    Is Move Ahead WA perfect? Of course not. Nothing is. But it’s time to stop making the perfect the enemy of the far-better-than-you-ever-thought-you’d-have-a-reasonable-chance-of-getting.

  3. eddiew says:

    NoSpin: the Portage Bay viaduct is expanding to six lanes from four and will include a bike path. The reversible lane connection will be peak direction only; no agency has plans or funding to use BRT on the ramp; in the ELC project under review today, there is a conceptual one-way route. BRT is almost always a two-way all-day frequent service.

    • NoSpin says:

      Yes, the Portage Bay improvements include one new additional lane each way – that’s to extend HOV through the entire 520 Corridor, which is exactly the kind of focused improvements our transportation system needs.

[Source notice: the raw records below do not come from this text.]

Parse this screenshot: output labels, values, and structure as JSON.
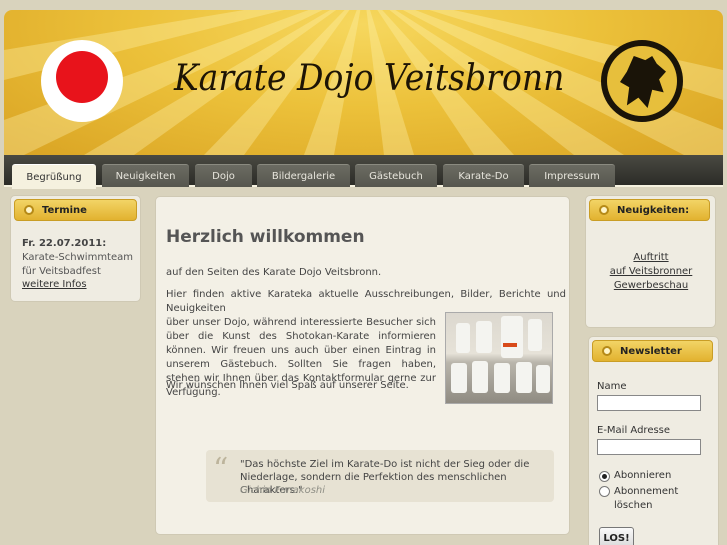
{
  "header": {
    "title": "Karate Dojo Veitsbronn"
  },
  "nav": {
    "tabs": [
      {
        "label": "Begrüßung",
        "active": true
      },
      {
        "label": "Neuigkeiten"
      },
      {
        "label": "Dojo"
      },
      {
        "label": "Bildergalerie"
      },
      {
        "label": "Gästebuch"
      },
      {
        "label": "Karate-Do"
      },
      {
        "label": "Impressum"
      }
    ]
  },
  "termine": {
    "title": "Termine",
    "date": "Fr. 22.07.2011:",
    "text": "Karate-Schwimmteam für Veitsbadfest",
    "link": "weitere Infos"
  },
  "main": {
    "heading": "Herzlich willkommen",
    "intro": "auf den Seiten des Karate Dojo Veitsbronn.",
    "para_first": "Hier finden aktive Karateka aktuelle Ausschreibungen, Bilder, Berichte und Neuigkeiten",
    "para_rest": "über unser Dojo, während interessierte Besucher sich über die Kunst des Shotokan-Karate informieren können. Wir freuen uns auch über einen Eintrag in unserem Gästebuch. Sollten Sie fragen haben, stehen wir Ihnen über das Kontaktformular gerne zur Verfügung.",
    "closing": "Wir wünschen Ihnen viel Spaß auf unserer Seite.",
    "quote": {
      "text": "\"Das höchste Ziel im Karate-Do ist nicht der Sieg oder die Niederlage, sondern die Perfektion des menschlichen Charakters.\"",
      "author": "Gichin Funakoshi"
    }
  },
  "news": {
    "title": "Neuigkeiten:",
    "links": [
      "Auftritt",
      "auf Veitsbronner",
      "Gewerbeschau"
    ]
  },
  "newsletter": {
    "title": "Newsletter",
    "name_label": "Name",
    "email_label": "E-Mail Adresse",
    "subscribe_label": "Abonnieren",
    "unsubscribe_label": "Abonnement löschen",
    "submit_label": "LOS!",
    "name_value": "",
    "email_value": ""
  },
  "colors": {
    "accent": "#e8b82f",
    "nav_bg": "#3a3a34",
    "page_bg": "#d9d3bd"
  }
}
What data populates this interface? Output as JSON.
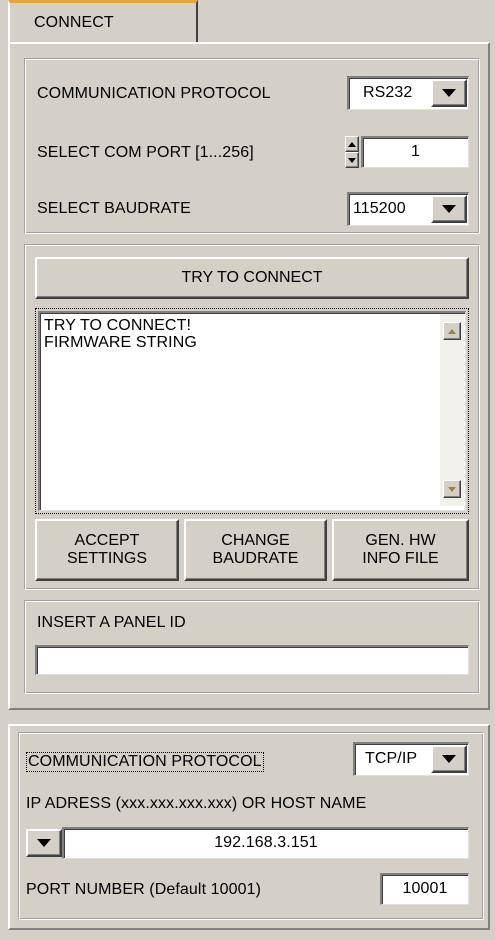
{
  "tab": {
    "label": "CONNECT"
  },
  "serial": {
    "protocol_label": "COMMUNICATION PROTOCOL",
    "protocol_value": "RS232",
    "com_port_label": "SELECT COM PORT [1...256]",
    "com_port_value": "1",
    "baudrate_label": "SELECT BAUDRATE",
    "baudrate_value": "115200"
  },
  "connect": {
    "try_button": "TRY TO CONNECT",
    "log_lines": [
      "TRY TO CONNECT!",
      "FIRMWARE STRING"
    ],
    "accept_line1": "ACCEPT",
    "accept_line2": "SETTINGS",
    "change_line1": "CHANGE",
    "change_line2": "BAUDRATE",
    "genhw_line1": "GEN. HW",
    "genhw_line2": "INFO FILE"
  },
  "panel_id": {
    "label": "INSERT A PANEL ID",
    "value": ""
  },
  "tcp": {
    "protocol_label": "COMMUNICATION PROTOCOL",
    "protocol_value": "TCP/IP",
    "ip_label": "IP ADRESS (xxx.xxx.xxx.xxx)  OR HOST NAME",
    "ip_value": "192.168.3.151",
    "port_label": "PORT NUMBER (Default 10001)",
    "port_value": "10001"
  },
  "colors": {
    "panel_bg": "#d4d0c8",
    "tab_accent": "#e8a33c"
  }
}
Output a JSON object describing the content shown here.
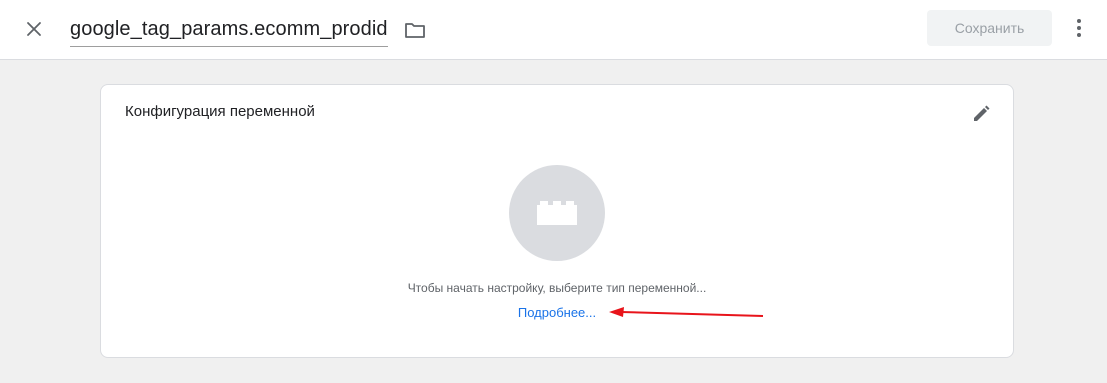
{
  "header": {
    "title": "google_tag_params.ecomm_prodid",
    "save_label": "Сохранить",
    "close_icon": "close-icon",
    "folder_icon": "folder-icon",
    "more_icon": "more-vert-icon"
  },
  "card": {
    "title": "Конфигурация переменной",
    "edit_icon": "pencil-icon",
    "placeholder_icon": "lego-brick-icon",
    "hint": "Чтобы начать настройку, выберите тип переменной...",
    "learn_more": "Подробнее..."
  },
  "colors": {
    "accent": "#1a73e8",
    "annotation_arrow": "#e8141b",
    "placeholder_bg": "#dadce0"
  }
}
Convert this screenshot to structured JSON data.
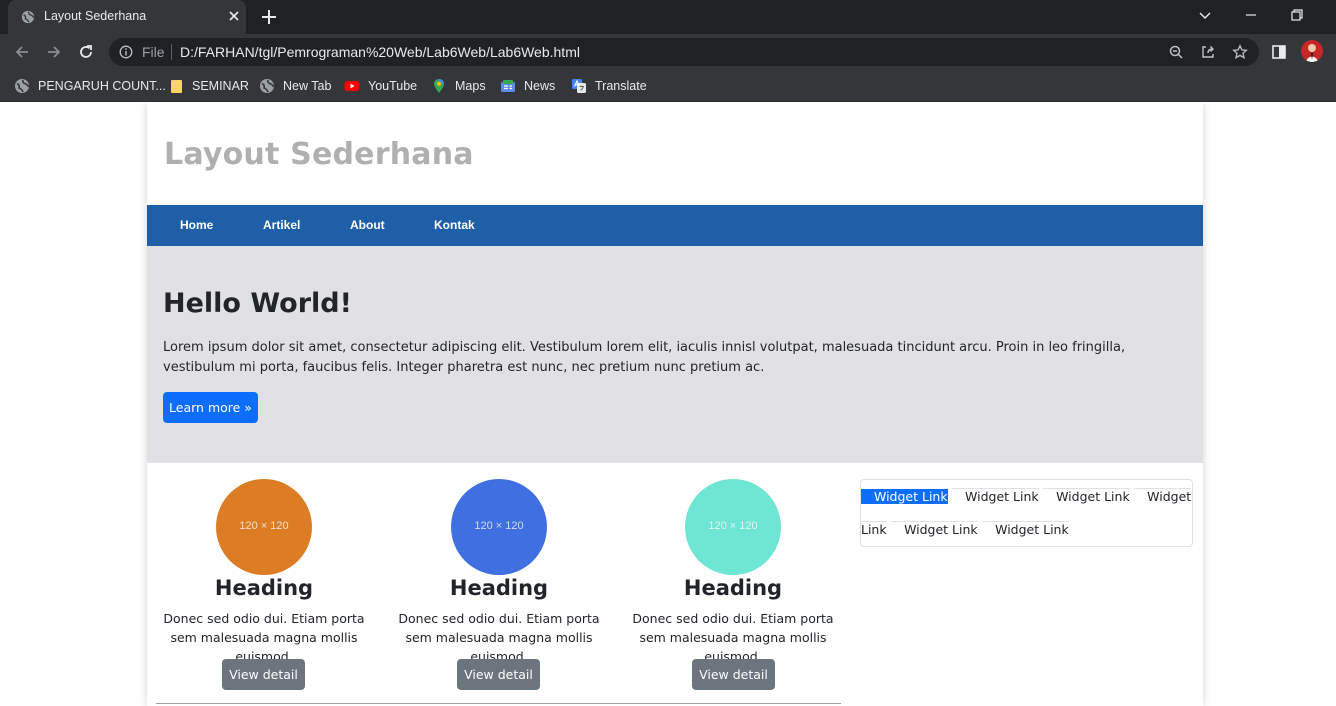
{
  "browser": {
    "tab_title": "Layout Sederhana",
    "omnibox": {
      "scheme_label": "File",
      "url": "D:/FARHAN/tgl/Pemrograman%20Web/Lab6Web/Lab6Web.html"
    },
    "bookmarks": [
      {
        "label": "PENGARUH COUNT...",
        "icon": "globe-icon"
      },
      {
        "label": "SEMINAR",
        "icon": "folder-icon"
      },
      {
        "label": "New Tab",
        "icon": "globe-icon"
      },
      {
        "label": "YouTube",
        "icon": "youtube-icon"
      },
      {
        "label": "Maps",
        "icon": "maps-icon"
      },
      {
        "label": "News",
        "icon": "news-icon"
      },
      {
        "label": "Translate",
        "icon": "translate-icon"
      }
    ]
  },
  "page": {
    "site_title": "Layout Sederhana",
    "nav": [
      "Home",
      "Artikel",
      "About",
      "Kontak"
    ],
    "hero": {
      "title": "Hello World!",
      "text": "Lorem ipsum dolor sit amet, consectetur adipiscing elit. Vestibulum lorem elit, iaculis innisl volutpat, malesuada tincidunt arcu. Proin in leo fringilla, vestibulum mi porta, faucibus felis. Integer pharetra est nunc, nec pretium nunc pretium ac.",
      "button": "Learn more »"
    },
    "cards": [
      {
        "image_label": "120 × 120",
        "color": "#dc7d26",
        "heading": "Heading",
        "text": "Donec sed odio dui. Etiam porta sem malesuada magna mollis euismod.",
        "button": "View detail"
      },
      {
        "image_label": "120 × 120",
        "color": "#3f6fe1",
        "heading": "Heading",
        "text": "Donec sed odio dui. Etiam porta sem malesuada magna mollis euismod.",
        "button": "View detail"
      },
      {
        "image_label": "120 × 120",
        "color": "#6fe5d3",
        "heading": "Heading",
        "text": "Donec sed odio dui. Etiam porta sem malesuada magna mollis euismod.",
        "button": "View detail"
      }
    ],
    "widget_links": [
      "Widget Link",
      "Widget Link",
      "Widget Link",
      "Widget Link",
      "Widget Link",
      "Widget Link"
    ],
    "active_widget_index": 0
  },
  "colors": {
    "navbar": "#1f5fa8",
    "hero_bg": "#e1e1e4",
    "primary": "#0d6efd",
    "secondary": "#6c757d"
  }
}
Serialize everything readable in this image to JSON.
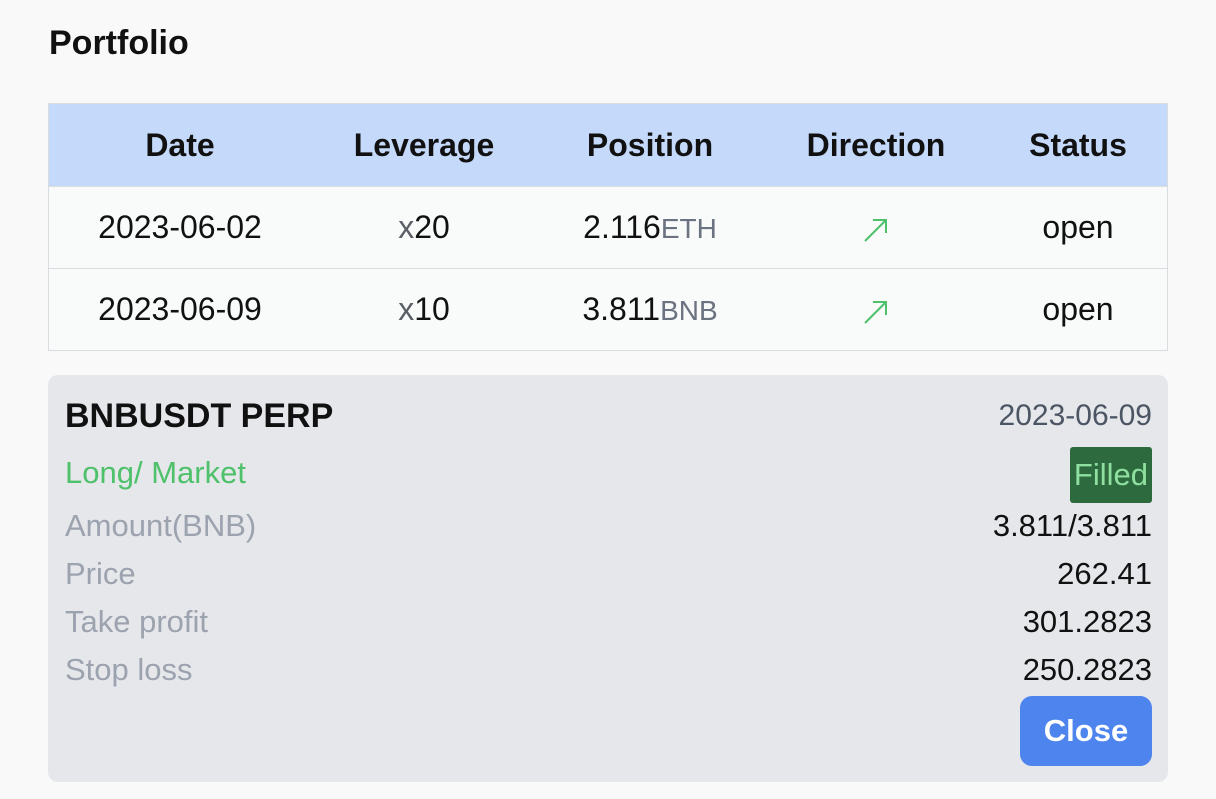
{
  "page": {
    "title": "Portfolio"
  },
  "table": {
    "headers": {
      "date": "Date",
      "leverage": "Leverage",
      "position": "Position",
      "direction": "Direction",
      "status": "Status"
    },
    "rows": [
      {
        "date": "2023-06-02",
        "leverage_prefix": "x",
        "leverage_value": "20",
        "position_amount": "2.116",
        "position_unit": "ETH",
        "direction_icon": "arrow-up-right-icon",
        "status": "open"
      },
      {
        "date": "2023-06-09",
        "leverage_prefix": "x",
        "leverage_value": "10",
        "position_amount": "3.811",
        "position_unit": "BNB",
        "direction_icon": "arrow-up-right-icon",
        "status": "open"
      }
    ]
  },
  "order_card": {
    "symbol": "BNBUSDT PERP",
    "date": "2023-06-09",
    "side": "Long/ Market",
    "status": "Filled",
    "fields": {
      "amount_label": "Amount(BNB)",
      "amount_value": "3.811/3.811",
      "price_label": "Price",
      "price_value": "262.41",
      "take_profit_label": "Take profit",
      "take_profit_value": "301.2823",
      "stop_loss_label": "Stop loss",
      "stop_loss_value": "250.2823"
    },
    "close_label": "Close"
  },
  "colors": {
    "header_bg": "#c5d9fa",
    "long_green": "#4ec16a",
    "filled_bg": "#2d6a3e",
    "filled_text": "#8fe0a0",
    "close_button": "#4d84ed",
    "card_bg": "#e5e7eb"
  }
}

      And yes, the BRT lane is reversible – in this case it needs to be because it’s connecting to the reversible I-5 express lanes, which is the only way buses can safely transition on I-5 between 520/SLU (they currently take alternate surface streets)

  4. eddiew says:

    I disagree with the Legislature; the six lane Portage Bay bridge was overkill. The transit agencies are slow; routes 545, 252, 257, 268, 311, and 545 should have been truncated at the UW Link station any time after March 2016. BRT = bus rapid transit.

    • NoSpin says:

      Truncating a route and making riders transfer makes their commute even longer than the delays they are already experiencing – plus adds the inconvenience of the transfer, which is a known deterrent for transit use.

Comments are closed.